Sargent and staff teach their students how to use the tools of the blacksmith trade. It's all hands on. "A lot of people who go to art school are taught a lot about design but not about tools and how to get there. Iron and steel sculpture is in a lull at the moment," says Sargent, who explains that in recent years art schools think that if they teach skills they are interfering with creativity. Not so at Peters Valley where teachers are chosen on a skill-based way of learning.
In the blacksmith studio, nine stations each complete with anvil, a coal forge, a vise and tools, plus two extra gas forges, await eager students. Many of the tools here are old, centuries even. "When blacksmithing got revived forty years ago it was the dawning of recycling. Blacksmiths thought, 'We can make things out of junk!' What's amazing is we use tools that were made hundreds of years ago." In the shop, students use hand-made pre-Civil War vises that have sculpted decorations. Why? "Because they had an aesthetic and that's what looked nice," Sargent says. "Everything you looked at had something pleasing about it. There was no reason for it. It was something about making your life more pleasant."
Some knifesmiths in this country still make their own blades and can demand high prices if they are artistic and have a good reputation. "There are certain times throughout history when blacksmithing was considered an art or not. It's a proletariat sort of thing," Sargent says. "There's a lot written about how it fit into society. There has always been an argument about good and bad blacksmithing. There are people who work to survive and those that do it for love. Talent has very little to do with success."
So how did Sargeant, a trained airplane mechanic, get interested? He grew up in family machine shops as a third generation mechanic. As a kid he had seen blacksmithing and always looked at art, so he decided to learn blacksmithing to fill in time between jobs. "It's addictive," he says. "There's nothing else as personally satisfying as forging.
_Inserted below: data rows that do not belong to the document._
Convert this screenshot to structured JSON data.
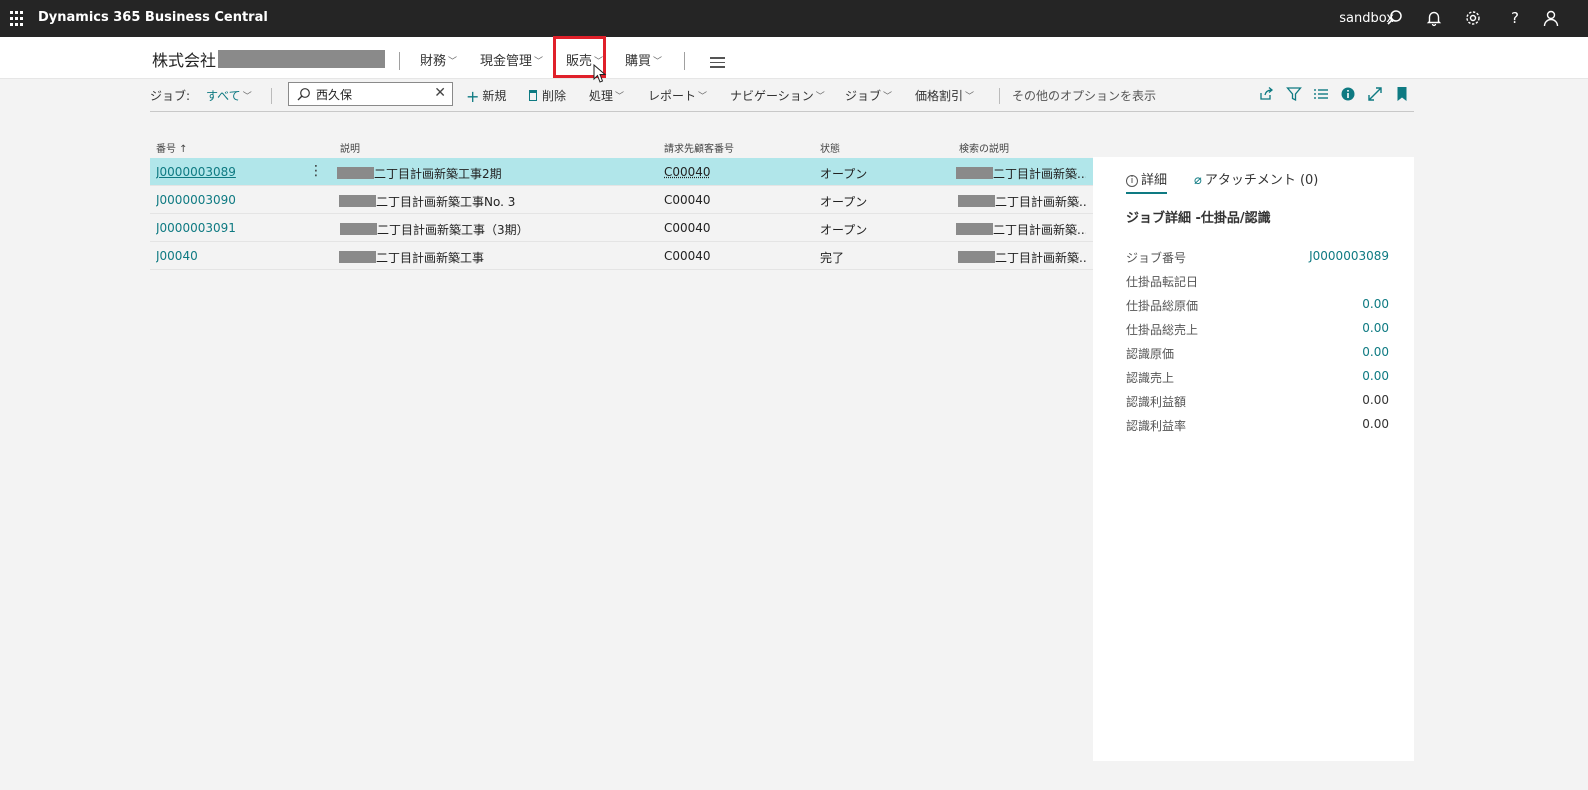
{
  "app": {
    "title": "Dynamics 365 Business Central",
    "environment": "sandbox"
  },
  "nav": {
    "company_prefix": "株式会社",
    "items": [
      {
        "label": "財務"
      },
      {
        "label": "現金管理"
      },
      {
        "label": "販売"
      },
      {
        "label": "購買"
      }
    ]
  },
  "actions": {
    "filter_label": "ジョブ:",
    "filter_value": "すべて",
    "search_value": "西久保",
    "new": "新規",
    "delete": "削除",
    "process": "処理",
    "report": "レポート",
    "navigation": "ナビゲーション",
    "job": "ジョブ",
    "price_discount": "価格割引",
    "more_options": "その他のオプションを表示"
  },
  "list": {
    "columns": [
      "番号 ↑",
      "説明",
      "請求先顧客番号",
      "状態",
      "検索の説明"
    ],
    "rows": [
      {
        "no": "J0000003089",
        "desc": "二丁目計画新築工事2期",
        "customer": "C00040",
        "status": "オープン",
        "search_desc": "二丁目計画新築..."
      },
      {
        "no": "J0000003090",
        "desc": "二丁目計画新築工事No. 3",
        "customer": "C00040",
        "status": "オープン",
        "search_desc": "二丁目計画新築..."
      },
      {
        "no": "J0000003091",
        "desc": "二丁目計画新築工事（3期）",
        "customer": "C00040",
        "status": "オープン",
        "search_desc": "二丁目計画新築..."
      },
      {
        "no": "J00040",
        "desc": "二丁目計画新築工事",
        "customer": "C00040",
        "status": "完了",
        "search_desc": "二丁目計画新築..."
      }
    ]
  },
  "factbox": {
    "tab_details": "詳細",
    "tab_attachments": "アタッチメント (0)",
    "title": "ジョブ詳細 -仕掛品/認識",
    "fields": [
      {
        "label": "ジョブ番号",
        "value": "J0000003089"
      },
      {
        "label": "仕掛品転記日",
        "value": ""
      },
      {
        "label": "仕掛品総原価",
        "value": "0.00"
      },
      {
        "label": "仕掛品総売上",
        "value": "0.00"
      },
      {
        "label": "認識原価",
        "value": "0.00"
      },
      {
        "label": "認識売上",
        "value": "0.00"
      },
      {
        "label": "認識利益額",
        "value": "0.00"
      },
      {
        "label": "認識利益率",
        "value": "0.00"
      }
    ]
  },
  "colors": {
    "accent": "#0e7a82",
    "selected_row": "#b1e6ea",
    "appbar": "#252525",
    "highlight": "#e0202a"
  }
}
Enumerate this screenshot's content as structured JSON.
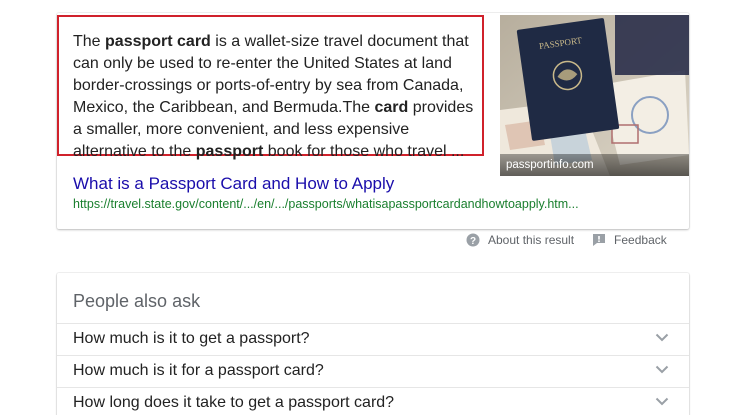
{
  "snippet": {
    "segments": [
      {
        "text": "The ",
        "bold": false
      },
      {
        "text": "passport card",
        "bold": true
      },
      {
        "text": " is a wallet-size travel document that can only be used to re-enter the United States at land border-crossings or ports-of-entry by sea from Canada, Mexico, the Caribbean, and Bermuda.The ",
        "bold": false
      },
      {
        "text": "card",
        "bold": true
      },
      {
        "text": " provides a smaller, more convenient, and less expensive alternative to the ",
        "bold": false
      },
      {
        "text": "passport",
        "bold": true
      },
      {
        "text": " book for those who travel ...",
        "bold": false
      }
    ],
    "image_caption": "passportinfo.com",
    "image_passport_label": "PASSPORT",
    "title": "What is a Passport Card and How to Apply",
    "url": "https://travel.state.gov/content/.../en/.../passports/whatisapassportcardandhowtoapply.htm..."
  },
  "about": {
    "about_label": "About this result",
    "feedback_label": "Feedback"
  },
  "paa": {
    "title": "People also ask",
    "questions": [
      "How much is it to get a passport?",
      "How much is it for a passport card?",
      "How long does it take to get a passport card?"
    ]
  },
  "colors": {
    "link": "#1a0dab",
    "url": "#1a7f2e",
    "highlight": "#d0212b"
  }
}
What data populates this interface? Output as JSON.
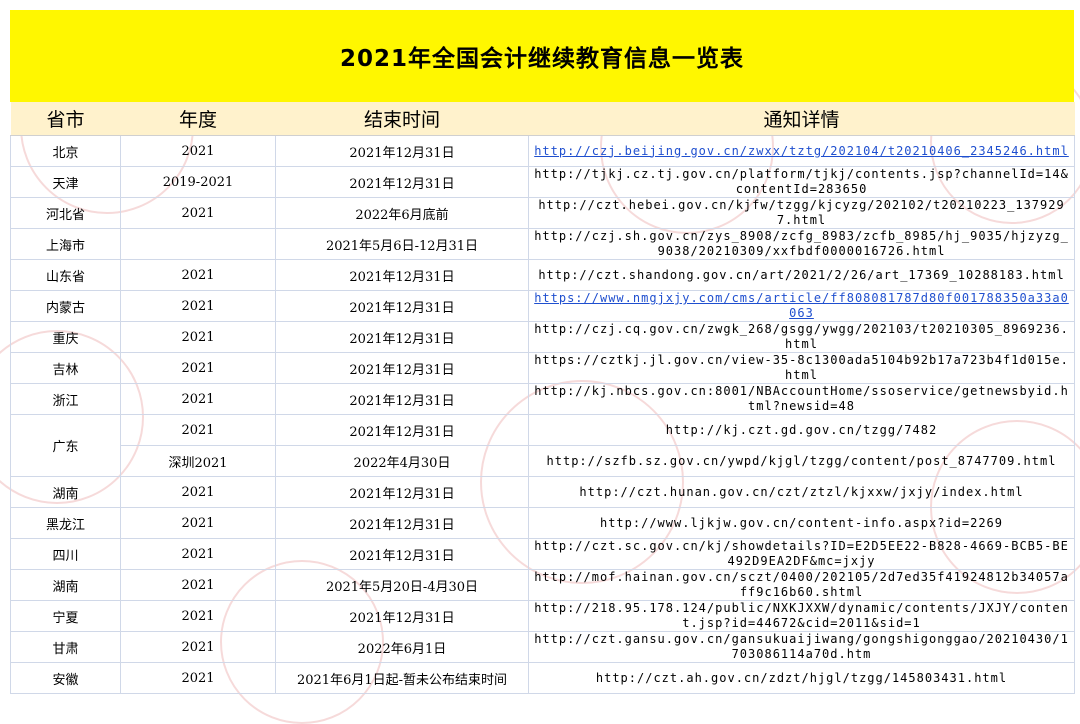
{
  "title": "2021年全国会计继续教育信息一览表",
  "headers": [
    "省市",
    "年度",
    "结束时间",
    "通知详情"
  ],
  "rows": [
    {
      "province": "北京",
      "year": "2021",
      "end": "2021年12月31日",
      "url": "http://czj.beijing.gov.cn/zwxx/tztg/202104/t20210406_2345246.html",
      "link": true
    },
    {
      "province": "天津",
      "year": "2019-2021",
      "end": "2021年12月31日",
      "url": "http://tjkj.cz.tj.gov.cn/platform/tjkj/contents.jsp?channelId=14&contentId=283650",
      "link": false
    },
    {
      "province": "河北省",
      "year": "2021",
      "end": "2022年6月底前",
      "url": "http://czt.hebei.gov.cn/kjfw/tzgg/kjcyzg/202102/t20210223_1379297.html",
      "link": false
    },
    {
      "province": "上海市",
      "year": "",
      "end": "2021年5月6日-12月31日",
      "url": "http://czj.sh.gov.cn/zys_8908/zcfg_8983/zcfb_8985/hj_9035/hjzyzg_9038/20210309/xxfbdf0000016726.html",
      "link": false
    },
    {
      "province": "山东省",
      "year": "2021",
      "end": "2021年12月31日",
      "url": "http://czt.shandong.gov.cn/art/2021/2/26/art_17369_10288183.html",
      "link": false
    },
    {
      "province": "内蒙古",
      "year": "2021",
      "end": "2021年12月31日",
      "url": "https://www.nmgjxjy.com/cms/article/ff808081787d80f001788350a33a0063",
      "link": true
    },
    {
      "province": "重庆",
      "year": "2021",
      "end": "2021年12月31日",
      "url": "http://czj.cq.gov.cn/zwgk_268/gsgg/ywgg/202103/t20210305_8969236.html",
      "link": false
    },
    {
      "province": "吉林",
      "year": "2021",
      "end": "2021年12月31日",
      "url": "https://cztkj.jl.gov.cn/view-35-8c1300ada5104b92b17a723b4f1d015e.html",
      "link": false
    },
    {
      "province": "浙江",
      "year": "2021",
      "end": "2021年12月31日",
      "url": "http://kj.nbcs.gov.cn:8001/NBAccountHome/ssoservice/getnewsbyid.html?newsid=48",
      "link": false
    },
    {
      "province": "广东",
      "year": "2021",
      "end": "2021年12月31日",
      "url": "http://kj.czt.gd.gov.cn/tzgg/7482",
      "link": false
    },
    {
      "province": "",
      "year": "深圳2021",
      "end": "2022年4月30日",
      "url": "http://szfb.sz.gov.cn/ywpd/kjgl/tzgg/content/post_8747709.html",
      "link": false
    },
    {
      "province": "湖南",
      "year": "2021",
      "end": "2021年12月31日",
      "url": "http://czt.hunan.gov.cn/czt/ztzl/kjxxw/jxjy/index.html",
      "link": false
    },
    {
      "province": "黑龙江",
      "year": "2021",
      "end": "2021年12月31日",
      "url": "http://www.ljkjw.gov.cn/content-info.aspx?id=2269",
      "link": false
    },
    {
      "province": "四川",
      "year": "2021",
      "end": "2021年12月31日",
      "url": "http://czt.sc.gov.cn/kj/showdetails?ID=E2D5EE22-B828-4669-BCB5-BE492D9EA2DF&mc=jxjy",
      "link": false
    },
    {
      "province": "湖南",
      "year": "2021",
      "end": "2021年5月20日-4月30日",
      "url": "http://mof.hainan.gov.cn/sczt/0400/202105/2d7ed35f41924812b34057aff9c16b60.shtml",
      "link": false
    },
    {
      "province": "宁夏",
      "year": "2021",
      "end": "2021年12月31日",
      "url": "http://218.95.178.124/public/NXKJXXW/dynamic/contents/JXJY/content.jsp?id=44672&cid=2011&sid=1",
      "link": false
    },
    {
      "province": "甘肃",
      "year": "2021",
      "end": "2022年6月1日",
      "url": "http://czt.gansu.gov.cn/gansukuaijiwang/gongshigonggao/20210430/1703086114a70d.htm",
      "link": false
    },
    {
      "province": "安徽",
      "year": "2021",
      "end": "2021年6月1日起-暂未公布结束时间",
      "url": "http://czt.ah.gov.cn/zdzt/hjgl/tzgg/145803431.html",
      "link": false
    }
  ]
}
It's not only the creative side of it, but instantly I'm a lot better if I spent the day forging hot metal than doing anything else."